Please return each of the entries that follow, unchanged in every word.

Data about app and page elements –
== Segment start ==

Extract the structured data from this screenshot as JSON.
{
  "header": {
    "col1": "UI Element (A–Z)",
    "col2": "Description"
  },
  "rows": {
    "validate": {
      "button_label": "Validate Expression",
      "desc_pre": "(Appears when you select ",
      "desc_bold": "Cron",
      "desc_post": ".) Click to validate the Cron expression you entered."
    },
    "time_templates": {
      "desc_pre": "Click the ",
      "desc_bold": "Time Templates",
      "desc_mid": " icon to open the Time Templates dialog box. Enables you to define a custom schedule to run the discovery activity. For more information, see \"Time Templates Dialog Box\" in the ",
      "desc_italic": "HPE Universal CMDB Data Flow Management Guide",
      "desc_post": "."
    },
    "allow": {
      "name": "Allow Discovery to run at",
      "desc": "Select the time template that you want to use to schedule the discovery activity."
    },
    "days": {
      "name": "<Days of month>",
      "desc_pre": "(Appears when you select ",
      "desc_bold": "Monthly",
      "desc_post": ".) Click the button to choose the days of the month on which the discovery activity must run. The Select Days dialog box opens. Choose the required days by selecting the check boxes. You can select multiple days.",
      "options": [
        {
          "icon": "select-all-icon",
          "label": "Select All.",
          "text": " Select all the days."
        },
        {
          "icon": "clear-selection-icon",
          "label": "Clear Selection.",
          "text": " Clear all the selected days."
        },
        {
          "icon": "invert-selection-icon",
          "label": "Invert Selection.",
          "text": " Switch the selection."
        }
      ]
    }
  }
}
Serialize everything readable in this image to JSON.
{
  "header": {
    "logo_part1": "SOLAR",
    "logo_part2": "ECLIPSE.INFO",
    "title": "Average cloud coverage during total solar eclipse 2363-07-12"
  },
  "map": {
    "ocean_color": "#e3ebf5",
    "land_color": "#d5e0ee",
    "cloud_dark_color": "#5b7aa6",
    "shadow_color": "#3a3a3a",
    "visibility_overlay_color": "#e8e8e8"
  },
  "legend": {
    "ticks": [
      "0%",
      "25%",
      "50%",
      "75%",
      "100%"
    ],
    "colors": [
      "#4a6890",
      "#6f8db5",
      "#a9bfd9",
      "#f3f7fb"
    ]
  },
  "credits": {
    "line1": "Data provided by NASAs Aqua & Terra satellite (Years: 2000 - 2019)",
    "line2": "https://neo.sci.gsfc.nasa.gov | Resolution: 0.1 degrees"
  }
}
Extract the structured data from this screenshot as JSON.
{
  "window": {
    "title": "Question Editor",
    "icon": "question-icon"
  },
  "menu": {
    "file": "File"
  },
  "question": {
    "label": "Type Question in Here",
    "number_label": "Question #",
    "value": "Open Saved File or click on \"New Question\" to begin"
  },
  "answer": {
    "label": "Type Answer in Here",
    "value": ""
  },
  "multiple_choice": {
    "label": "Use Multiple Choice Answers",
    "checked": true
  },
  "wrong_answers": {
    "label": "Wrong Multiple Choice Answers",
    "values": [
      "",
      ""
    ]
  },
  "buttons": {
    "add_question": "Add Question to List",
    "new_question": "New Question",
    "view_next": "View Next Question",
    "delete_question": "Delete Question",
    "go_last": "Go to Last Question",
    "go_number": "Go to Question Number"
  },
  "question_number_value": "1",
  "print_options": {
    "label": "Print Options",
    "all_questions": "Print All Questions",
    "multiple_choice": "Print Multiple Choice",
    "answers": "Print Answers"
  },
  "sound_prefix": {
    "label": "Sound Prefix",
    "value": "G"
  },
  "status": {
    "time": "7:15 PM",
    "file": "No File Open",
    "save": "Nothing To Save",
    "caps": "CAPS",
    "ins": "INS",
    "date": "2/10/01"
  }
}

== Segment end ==

TASK SOLUTION –
Extract the structured data from this screenshot as JSON.
{
  "header": {
    "col1": "UI Element (A–Z)",
    "col2": "Description"
  },
  "rows": {
    "validate": {
      "button_label": "Validate Expression",
      "desc_pre": "(Appears when you select ",
      "desc_bold": "Cron",
      "desc_post": ".) Click to validate the Cron expression you entered."
    },
    "time_templates": {
      "desc_pre": "Click the ",
      "desc_bold": "Time Templates",
      "desc_mid": " icon to open the Time Templates dialog box. Enables you to define a custom schedule to run the discovery activity. For more information, see \"Time Templates Dialog Box\" in the ",
      "desc_italic": "HPE Universal CMDB Data Flow Management Guide",
      "desc_post": "."
    },
    "allow": {
      "name": "Allow Discovery to run at",
      "desc": "Select the time template that you want to use to schedule the discovery activity."
    },
    "days": {
      "name": "<Days of month>",
      "desc_pre": "(Appears when you select ",
      "desc_bold": "Monthly",
      "desc_post": ".) Click the button to choose the days of the month on which the discovery activity must run. The Select Days dialog box opens. Choose the required days by selecting the check boxes. You can select multiple days.",
      "options": [
        {
          "icon": "select-all-icon",
          "label": "Select All.",
          "text": " Select all the days."
        },
        {
          "icon": "clear-selection-icon",
          "label": "Clear Selection.",
          "text": " Clear all the selected days."
        },
        {
          "icon": "invert-selection-icon",
          "label": "Invert Selection.",
          "text": " Switch the selection."
        }
      ]
    }
  }
}
Serialize everything readable in this image to JSON.
{
  "header": {
    "logo_part1": "SOLAR",
    "logo_part2": "ECLIPSE.INFO",
    "title": "Average cloud coverage during total solar eclipse 2363-07-12"
  },
  "map": {
    "ocean_color": "#e3ebf5",
    "land_color": "#d5e0ee",
    "cloud_dark_color": "#5b7aa6",
    "shadow_color": "#3a3a3a",
    "visibility_overlay_color": "#e8e8e8"
  },
  "legend": {
    "ticks": [
      "0%",
      "25%",
      "50%",
      "75%",
      "100%"
    ],
    "colors": [
      "#4a6890",
      "#6f8db5",
      "#a9bfd9",
      "#f3f7fb"
    ]
  },
  "credits": {
    "line1": "Data provided by NASAs Aqua & Terra satellite (Years: 2000 - 2019)",
    "line2": "https://neo.sci.gsfc.nasa.gov | Resolution: 0.1 degrees"
  }
}
Extract the structured data from this screenshot as JSON.
{
  "window": {
    "title": "Question Editor",
    "icon": "question-icon"
  },
  "menu": {
    "file": "File"
  },
  "question": {
    "label": "Type Question in Here",
    "number_label": "Question #",
    "value": "Open Saved File or click on \"New Question\" to begin"
  },
  "answer": {
    "label": "Type Answer in Here",
    "value": ""
  },
  "multiple_choice": {
    "label": "Use Multiple Choice Answers",
    "checked": true
  },
  "wrong_answers": {
    "label": "Wrong Multiple Choice Answers",
    "values": [
      "",
      ""
    ]
  },
  "buttons": {
    "add_question": "Add Question to List",
    "new_question": "New Question",
    "view_next": "View Next Question",
    "delete_question": "Delete Question",
    "go_last": "Go to Last Question",
    "go_number": "Go to Question Number"
  },
  "question_number_value": "1",
  "print_options": {
    "label": "Print Options",
    "all_questions": "Print All Questions",
    "multiple_choice": "Print Multiple Choice",
    "answers": "Print Answers"
  },
  "sound_prefix": {
    "label": "Sound Prefix",
    "value": "G"
  },
  "status": {
    "time": "7:15 PM",
    "file": "No File Open",
    "save": "Nothing To Save",
    "caps": "CAPS",
    "ins": "INS",
    "date": "2/10/01"
  }
}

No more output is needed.